In 1954, Ginger returned to the hospital for the first of six surgeries. The surgeon performed a triple fusion, inserting three screws in her left ankle and mid-foot and lengthening two tendons to help balance her foot, which was turning outward. The leg was encased in a long cast.
“The next two weeks, my nurses turned me into a pincushion, poking me with pain shots and penicillin shots to reduce the risk of infection,” Ford recalls. “At one time, my bottom was so black and blue from shots, the nurse said she didn’t know where to put the next injection.” When the cast was finally removed, her leg was stiff–the knee hadn’t bent in six months. The pain was excruciating.
In the midst of tending to her large and growing family, Mrs. Visel supervised her daughter’s physical therapy. They visited a nearby lake whenever possible, for water therapy.
When X-rays showed she was growing rapidly, doctors expressed concern about how the spurt would affect the curvature of her spine. After discussing a spinal fusion, they instead had her fitted with a back brace.

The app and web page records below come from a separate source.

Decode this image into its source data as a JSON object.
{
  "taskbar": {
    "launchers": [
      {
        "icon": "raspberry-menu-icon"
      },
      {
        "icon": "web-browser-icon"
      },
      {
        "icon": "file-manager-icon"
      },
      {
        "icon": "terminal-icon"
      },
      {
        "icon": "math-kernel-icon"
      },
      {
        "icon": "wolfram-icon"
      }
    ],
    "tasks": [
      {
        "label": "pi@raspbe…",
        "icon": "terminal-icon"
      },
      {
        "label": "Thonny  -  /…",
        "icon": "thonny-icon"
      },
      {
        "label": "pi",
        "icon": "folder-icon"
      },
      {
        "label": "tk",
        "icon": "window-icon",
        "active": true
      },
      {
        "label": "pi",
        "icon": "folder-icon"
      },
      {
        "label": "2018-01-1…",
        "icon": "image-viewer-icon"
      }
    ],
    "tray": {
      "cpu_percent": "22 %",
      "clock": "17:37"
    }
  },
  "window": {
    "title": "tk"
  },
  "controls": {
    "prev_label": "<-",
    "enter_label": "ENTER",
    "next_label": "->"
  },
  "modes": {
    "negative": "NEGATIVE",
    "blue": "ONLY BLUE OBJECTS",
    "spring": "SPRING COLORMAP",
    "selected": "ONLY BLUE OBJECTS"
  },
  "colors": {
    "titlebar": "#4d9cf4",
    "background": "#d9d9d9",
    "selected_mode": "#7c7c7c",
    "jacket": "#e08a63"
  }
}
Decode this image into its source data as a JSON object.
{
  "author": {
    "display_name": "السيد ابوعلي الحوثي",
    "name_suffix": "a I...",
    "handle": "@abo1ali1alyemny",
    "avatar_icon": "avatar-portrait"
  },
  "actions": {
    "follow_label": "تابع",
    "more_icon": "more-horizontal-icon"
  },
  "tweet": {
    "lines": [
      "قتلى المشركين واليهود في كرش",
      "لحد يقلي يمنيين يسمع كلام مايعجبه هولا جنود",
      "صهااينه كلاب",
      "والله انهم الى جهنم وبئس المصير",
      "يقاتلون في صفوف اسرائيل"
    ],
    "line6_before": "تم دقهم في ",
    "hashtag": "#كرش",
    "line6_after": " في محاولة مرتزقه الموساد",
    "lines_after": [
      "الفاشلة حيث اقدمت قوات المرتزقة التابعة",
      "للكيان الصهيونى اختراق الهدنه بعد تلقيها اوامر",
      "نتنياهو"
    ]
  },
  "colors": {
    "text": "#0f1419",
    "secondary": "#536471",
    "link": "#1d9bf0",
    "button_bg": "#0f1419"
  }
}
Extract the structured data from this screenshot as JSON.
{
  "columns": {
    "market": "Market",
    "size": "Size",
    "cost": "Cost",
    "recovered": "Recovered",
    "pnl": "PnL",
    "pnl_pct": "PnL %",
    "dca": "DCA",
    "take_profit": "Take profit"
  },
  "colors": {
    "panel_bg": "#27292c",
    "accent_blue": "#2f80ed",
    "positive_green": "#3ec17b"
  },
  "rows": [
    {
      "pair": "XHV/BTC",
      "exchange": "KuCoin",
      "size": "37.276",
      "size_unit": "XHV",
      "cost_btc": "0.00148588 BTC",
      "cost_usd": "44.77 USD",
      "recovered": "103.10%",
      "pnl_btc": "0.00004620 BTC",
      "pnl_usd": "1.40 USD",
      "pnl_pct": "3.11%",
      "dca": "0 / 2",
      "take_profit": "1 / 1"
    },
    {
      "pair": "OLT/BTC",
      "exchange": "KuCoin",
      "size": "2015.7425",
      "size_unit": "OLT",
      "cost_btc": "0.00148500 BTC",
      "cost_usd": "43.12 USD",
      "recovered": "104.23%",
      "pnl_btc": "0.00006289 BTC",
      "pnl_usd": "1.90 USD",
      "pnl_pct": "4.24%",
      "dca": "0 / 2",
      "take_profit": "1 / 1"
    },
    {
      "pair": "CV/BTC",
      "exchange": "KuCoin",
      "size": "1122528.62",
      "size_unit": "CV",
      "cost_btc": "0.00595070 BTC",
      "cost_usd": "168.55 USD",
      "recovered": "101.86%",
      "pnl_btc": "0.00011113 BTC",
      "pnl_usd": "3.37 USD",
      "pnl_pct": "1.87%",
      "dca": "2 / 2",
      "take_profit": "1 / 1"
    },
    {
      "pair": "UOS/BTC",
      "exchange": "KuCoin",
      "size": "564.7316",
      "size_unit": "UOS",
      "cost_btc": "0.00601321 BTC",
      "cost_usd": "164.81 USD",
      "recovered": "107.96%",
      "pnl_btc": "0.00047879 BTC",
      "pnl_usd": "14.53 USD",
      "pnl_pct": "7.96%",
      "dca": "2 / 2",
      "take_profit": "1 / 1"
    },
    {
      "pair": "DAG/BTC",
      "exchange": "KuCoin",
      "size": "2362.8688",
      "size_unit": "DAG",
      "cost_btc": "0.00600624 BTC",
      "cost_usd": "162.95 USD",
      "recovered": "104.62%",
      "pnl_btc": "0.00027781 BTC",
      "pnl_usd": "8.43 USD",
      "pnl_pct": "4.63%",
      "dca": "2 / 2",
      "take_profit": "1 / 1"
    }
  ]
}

Two sturdy metal bars ran down her back and two more ran under her arms. They were covered in leather and attached to a circular frame around her waist. “The brace turned me into a marionette, stiff and upright. It was barely tolerable.” She wore it for eight hours every day for two years. “Some of the girls in my class bragged about getting training bras. They couldn’t imagine what I wore under my clothes!”
When she was ten, Ginger had surgery to cut the muscles and tendons around her left hip, an effort to help her stand straight. Her pelvis and leg were cast in an extended position. Two weeks later, the same surgery was done to the right hip. To Ginger’s horror, she awoke to find herself encased in a bright turquoise body cast: “I looked–and felt–like a beached baby whale: blue and totally incapacitated!” she says, shuddering. “No one had so much as hinted about a body cast. I cried an ocean of tears.” When she was finally sent home to convalesce, her uncle hauled her lying in the back of his station wagon. She returned to school on crutches. When her hip healed, she was fitted with an additional leg brace and began using a cane.
During the ensuing years, she tried to live as normally as possible. Her brothers and sisters, now totaling ten, included her in all their activities, with modifications if necessary. She spent seven summer vacations at the Fresh Air Camp at Patterson Lake. In 1962, doctors operated on her left knee, hoping to stabilize it so she could walk without a full-length leg brace. It failed, and the brace went back on.
But she resolved not to let her disability interfere with her enjoyment of life. She graduated from St. Thomas High School in Ann Arbor and went on to earn her teaching certificate from Madonna College and a master’s degree in special education from U-M. She married Eric Ford in 1983, and they have two children.
Using two canes, and wearing long skirts to conceal her braces, she taught elementary education in Dexter schools. Then, at age fifty, she confronted a new challenge, post-polio syndrome, which affects 80 percent of all polio victims and can include muscle weakness and fatigue, damaged nerve function, poor tolerance for cold, muscle twitching or cramps, breathing difficulties, and voice changes. Those issues forced her into early retirement at the age of sixty.
She finally succumbed to nearly full-time wheelchair use last summer. She now spends most of her time with her large and active family and completing a memoir, STEADFAST: A Memoir of Faith, Family, & Polio.
For decades, the world believed Ford’s generation would witness the last of the dreaded epidemic, but recently polio has reappeared, in Asia, Africa, and the Middle East as wars have disrupted health-care systems and Islamic terrorists have targeted vaccination teams. “That breaks my heart,” she says. “But good things do come out of bad. Without having to deal with polio, I never would have become as determined as I am. I probably wouldn’t have appreciated every little achievement life offered me. My teaching probably benefited the most. I understand what it’s like to have problems. Polio breeds a special kind of empathy for others. I am very aware of people in pain–all kinds of pain.”